Dual-class share structure is another practice that reformers often attack because it gives more power to a small group of shareholders, in excess of the financial interest that they hold in the company. Larcker and Tayan found that while much of the research on such arrangements suggested negative effects, there also was evidence of benefits, such as insulating management and boards from external pressure and allowing companies to invest in long-term strategies without fears of their plans being interrupted by takeovers. Additionally, a 2018 study found that the share performance of dual-share structure companies and those with single-stock classes was similar over the long term.
“You hear things, like ‘Hey, this is America — one share, one vote,’” Larcker says. But the practice doesn’t necessarily result in better governance, he explains. “You can find cases where voting control was used for an inappropriate purpose, but you can find other cases where it allowed companies to undertake risky practices that resulted in great value.”
Tayan concurs: “Just because something is ripe for abuse, doesn’t mean it always is [abused].”
Resumes Don’t Matter Larcker is skeptical about efforts to evaluate individuals’ fitness to serve on boards based on characteristics that can be gleaned from their resumes, such as age or other board affiliations, or their ownership stake in the company. As he notes, such effects tend to focus on characteristics that can be measured, without much evidence about how they affect behavior or performance.
“You have to be in the boardroom to observe the dynamic, how they actually think about shareholder value,” Larcker says. “The hard part is — it’s easy to correlate how many people are tall or bald or whatever. But in terms of how the company does and whether that actually matters or not, it’s probably way less important than if you could actually figure out what sort of people they are. Are they putting in the effort, are they really diligent, do they have the interests of shareholders at heart in making decisions?”
Since much of what board members do is shrouded in confidentiality, “You know only their name and credentials,” Tayan adds. “You don’t know their contribution.”
Additional Board Misconceptions The Stanford researchers believe that there’s a widespread misunderstanding of what boards actually do, akin to the misconception that corporate auditors’ primary job is to root out fraud, rather than simply to confirm that accounting rules are applied correctly and reasonable controls are in place.
“The board gets materials prepared by managers of the company, and they review these things,” Larcker says. “They’re not out there second-guessing the managers. They have no idea what the incentive structure is, deep in the organization. If any something goes wrong inside a company, the board gets some information on risk management, what’s being done about it, etc. But they’re not out there watching people turn the valves.”

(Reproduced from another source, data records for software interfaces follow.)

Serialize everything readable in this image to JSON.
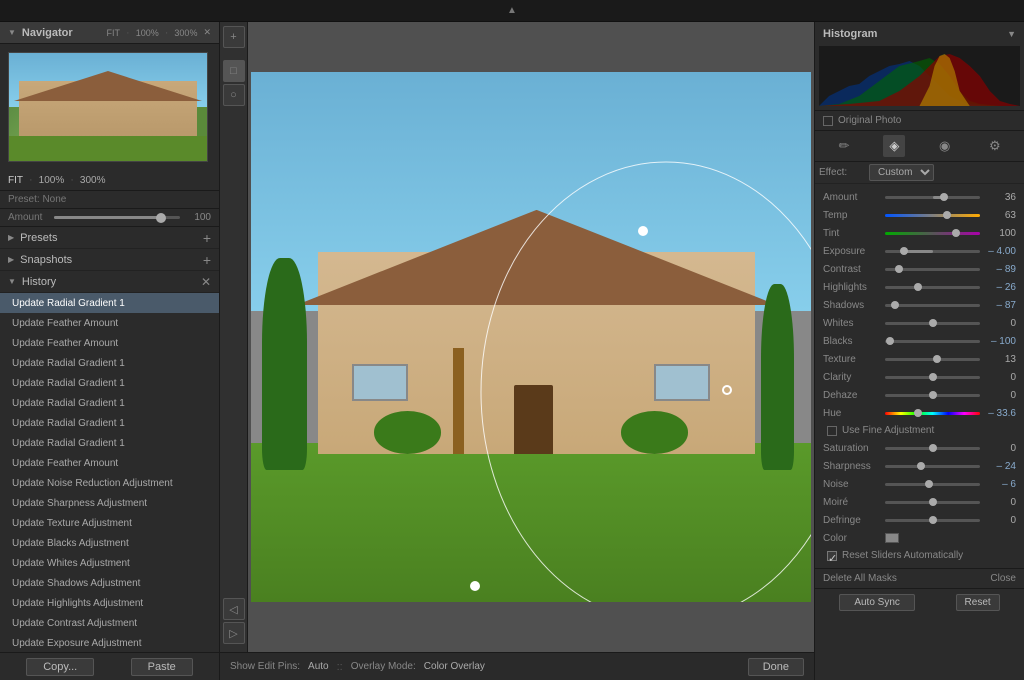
{
  "topbar": {
    "arrow": "▲"
  },
  "left_panel": {
    "navigator_title": "Navigator",
    "fit_label": "FIT",
    "zoom_100": "100%",
    "zoom_300": "300%",
    "close_x": "✕",
    "preset_label": "Preset:",
    "preset_value": "None",
    "amount_label": "Amount",
    "amount_value": "100",
    "sections": {
      "presets_label": "Presets",
      "snapshots_label": "Snapshots",
      "history_label": "History"
    },
    "history_items": [
      "Update Radial Gradient 1",
      "Update Feather Amount",
      "Update Feather Amount",
      "Update Radial Gradient 1",
      "Update Radial Gradient 1",
      "Update Radial Gradient 1",
      "Update Radial Gradient 1",
      "Update Radial Gradient 1",
      "Update Feather Amount",
      "Update Noise Reduction Adjustment",
      "Update Sharpness Adjustment",
      "Update Texture Adjustment",
      "Update Blacks Adjustment",
      "Update Whites Adjustment",
      "Update Shadows Adjustment",
      "Update Highlights Adjustment",
      "Update Contrast Adjustment",
      "Update Exposure Adjustment"
    ],
    "copy_btn": "Copy...",
    "paste_btn": "Paste"
  },
  "bottom_toolbar": {
    "show_edit_pins_label": "Show Edit Pins:",
    "show_edit_pins_value": "Auto",
    "separator": "::",
    "overlay_mode_label": "Overlay Mode:",
    "overlay_mode_value": "Color Overlay",
    "done_btn": "Done"
  },
  "right_panel": {
    "histogram_title": "Histogram",
    "histogram_arrow": "▼",
    "original_photo_label": "Original Photo",
    "tool_icons": [
      "✏️",
      "🖌️",
      "👁️",
      "⚙️"
    ],
    "effect_label": "Effect:",
    "effect_value": "Custom",
    "sliders": [
      {
        "label": "Amount",
        "value": "36",
        "pct": 62,
        "negative": false
      },
      {
        "label": "Temp",
        "value": "63",
        "pct": 65,
        "negative": false
      },
      {
        "label": "Tint",
        "value": "100",
        "pct": 75,
        "negative": false
      },
      {
        "label": "Exposure",
        "value": "– 4.00",
        "pct": 20,
        "negative": true
      },
      {
        "label": "Contrast",
        "value": "– 89",
        "pct": 15,
        "negative": true
      },
      {
        "label": "Highlights",
        "value": "– 26",
        "pct": 35,
        "negative": true
      },
      {
        "label": "Shadows",
        "value": "– 87",
        "pct": 10,
        "negative": true
      },
      {
        "label": "Whites",
        "value": "0",
        "pct": 50,
        "negative": false
      },
      {
        "label": "Blacks",
        "value": "– 100",
        "pct": 5,
        "negative": true
      },
      {
        "label": "Texture",
        "value": "13",
        "pct": 55,
        "negative": false
      },
      {
        "label": "Clarity",
        "value": "0",
        "pct": 50,
        "negative": false
      },
      {
        "label": "Dehaze",
        "value": "0",
        "pct": 50,
        "negative": false
      },
      {
        "label": "Hue",
        "value": "– 33.6",
        "pct": 35,
        "negative": true,
        "colorful": true
      },
      {
        "label": "Saturation",
        "value": "0",
        "pct": 50,
        "negative": false
      },
      {
        "label": "Sharpness",
        "value": "– 24",
        "pct": 38,
        "negative": true
      },
      {
        "label": "Noise",
        "value": "– 6",
        "pct": 46,
        "negative": true
      },
      {
        "label": "Moiré",
        "value": "0",
        "pct": 50,
        "negative": false
      },
      {
        "label": "Defringe",
        "value": "0",
        "pct": 50,
        "negative": false
      }
    ],
    "fine_adjustment_label": "Use Fine Adjustment",
    "color_label": "Color",
    "reset_sliders_label": "Reset Sliders Automatically",
    "delete_masks_btn": "Delete All Masks",
    "close_btn": "Close",
    "auto_sync_btn": "Auto Sync",
    "reset_btn": "Reset"
  }
}
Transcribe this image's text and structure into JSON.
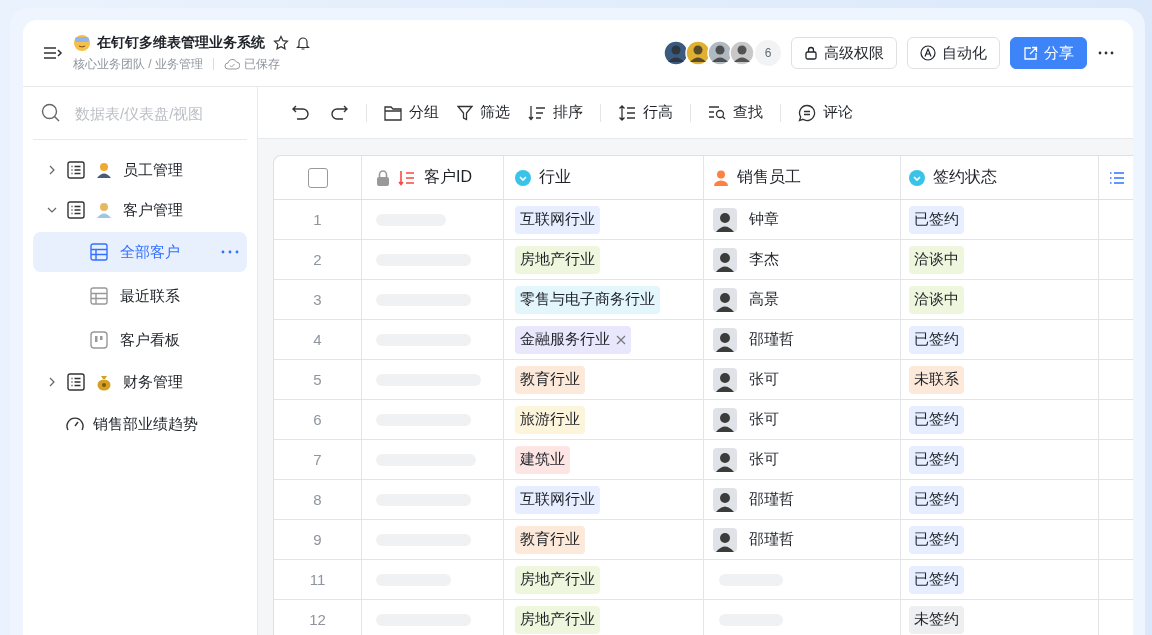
{
  "header": {
    "title": "在钉钉多维表管理业务系统",
    "breadcrumb": "核心业务团队 / 业务管理",
    "save_status": "已保存",
    "member_count": "6",
    "buttons": [
      {
        "label": "高级权限",
        "kind": "lock",
        "primary": false
      },
      {
        "label": "自动化",
        "kind": "auto",
        "primary": false
      },
      {
        "label": "分享",
        "kind": "share",
        "primary": true
      }
    ]
  },
  "sidebar": {
    "search": {
      "placeholder": "数据表/仪表盘/视图"
    },
    "items": [
      {
        "label": "员工管理",
        "kind": "table",
        "expanded": false
      },
      {
        "label": "客户管理",
        "kind": "table",
        "expanded": true,
        "children": [
          {
            "label": "全部客户",
            "kind": "grid",
            "selected": true
          },
          {
            "label": "最近联系",
            "kind": "grid",
            "selected": false
          },
          {
            "label": "客户看板",
            "kind": "kanban",
            "selected": false
          }
        ]
      },
      {
        "label": "财务管理",
        "kind": "table",
        "expanded": false
      },
      {
        "label": "销售部业绩趋势",
        "kind": "dashboard"
      }
    ]
  },
  "toolbar": [
    [
      {
        "kind": "undo"
      },
      {
        "kind": "redo"
      }
    ],
    [
      {
        "kind": "group",
        "label": "分组"
      },
      {
        "kind": "filter",
        "label": "筛选"
      },
      {
        "kind": "sort",
        "label": "排序"
      }
    ],
    [
      {
        "kind": "height",
        "label": "行高"
      }
    ],
    [
      {
        "kind": "find",
        "label": "查找"
      }
    ],
    [
      {
        "kind": "comment",
        "label": "评论"
      }
    ]
  ],
  "table": {
    "columns": [
      {
        "kind": "select",
        "checked": false
      },
      {
        "kind": "autonum",
        "label": "客户ID",
        "locked": true
      },
      {
        "kind": "option",
        "label": "行业"
      },
      {
        "kind": "person",
        "label": "销售员工"
      },
      {
        "kind": "option",
        "label": "签约状态"
      },
      {
        "kind": "list"
      }
    ],
    "rows": [
      {
        "num": "1",
        "industry": {
          "label": "互联网行业",
          "color": "#e6eeff"
        },
        "sales": "钟章",
        "status": {
          "label": "已签约",
          "color": "#e6eeff"
        }
      },
      {
        "num": "2",
        "industry": {
          "label": "房地产行业",
          "color": "#eef7dd"
        },
        "sales": "李杰",
        "status": {
          "label": "洽谈中",
          "color": "#eef7dd"
        }
      },
      {
        "num": "3",
        "industry": {
          "label": "零售与电子商务行业",
          "color": "#e3f6fb"
        },
        "sales": "高景",
        "status": {
          "label": "洽谈中",
          "color": "#eef7dd"
        }
      },
      {
        "num": "4",
        "industry": {
          "label": "金融服务行业",
          "color": "#e8e7fb",
          "removable": true
        },
        "sales": "邵瑾哲",
        "status": {
          "label": "已签约",
          "color": "#e6eeff"
        }
      },
      {
        "num": "5",
        "industry": {
          "label": "教育行业",
          "color": "#fde9da"
        },
        "sales": "张可",
        "status": {
          "label": "未联系",
          "color": "#fde9da"
        }
      },
      {
        "num": "6",
        "industry": {
          "label": "旅游行业",
          "color": "#fdf4dc"
        },
        "sales": "张可",
        "status": {
          "label": "已签约",
          "color": "#e6eeff"
        }
      },
      {
        "num": "7",
        "industry": {
          "label": "建筑业",
          "color": "#fde5e4"
        },
        "sales": "张可",
        "status": {
          "label": "已签约",
          "color": "#e6eeff"
        }
      },
      {
        "num": "8",
        "industry": {
          "label": "互联网行业",
          "color": "#e6eeff"
        },
        "sales": "邵瑾哲",
        "status": {
          "label": "已签约",
          "color": "#e6eeff"
        }
      },
      {
        "num": "9",
        "industry": {
          "label": "教育行业",
          "color": "#fde9da"
        },
        "sales": "邵瑾哲",
        "status": {
          "label": "已签约",
          "color": "#e6eeff"
        }
      },
      {
        "num": "11",
        "industry": {
          "label": "房地产行业",
          "color": "#eef7dd"
        },
        "status": {
          "label": "已签约",
          "color": "#e6eeff"
        }
      },
      {
        "num": "12",
        "industry": {
          "label": "房地产行业",
          "color": "#eef7dd"
        },
        "status": {
          "label": "未签约",
          "color": "#eeeff1"
        }
      }
    ]
  }
}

Additionally, he says, technical credentials also may be overrated. “You get this question on General Electric all the time,” he explains. “It’s not like everybody on the board has to be an electrical engineer. The board is a team. You want a matrix, skills and competencies. You don’t want everybody to be the same. “
It could be that the future yields better insights into what makes boards effective — or ineffective — at governance. But for the time being, Larcker concludes, it’s difficult to infer competence from imposition of certain practices, even ones that intuitively seem to make sense.
“Looking for best practices might be easy and comforting,” he says. “But when you check that box, whether it makes your governance better is unclear.”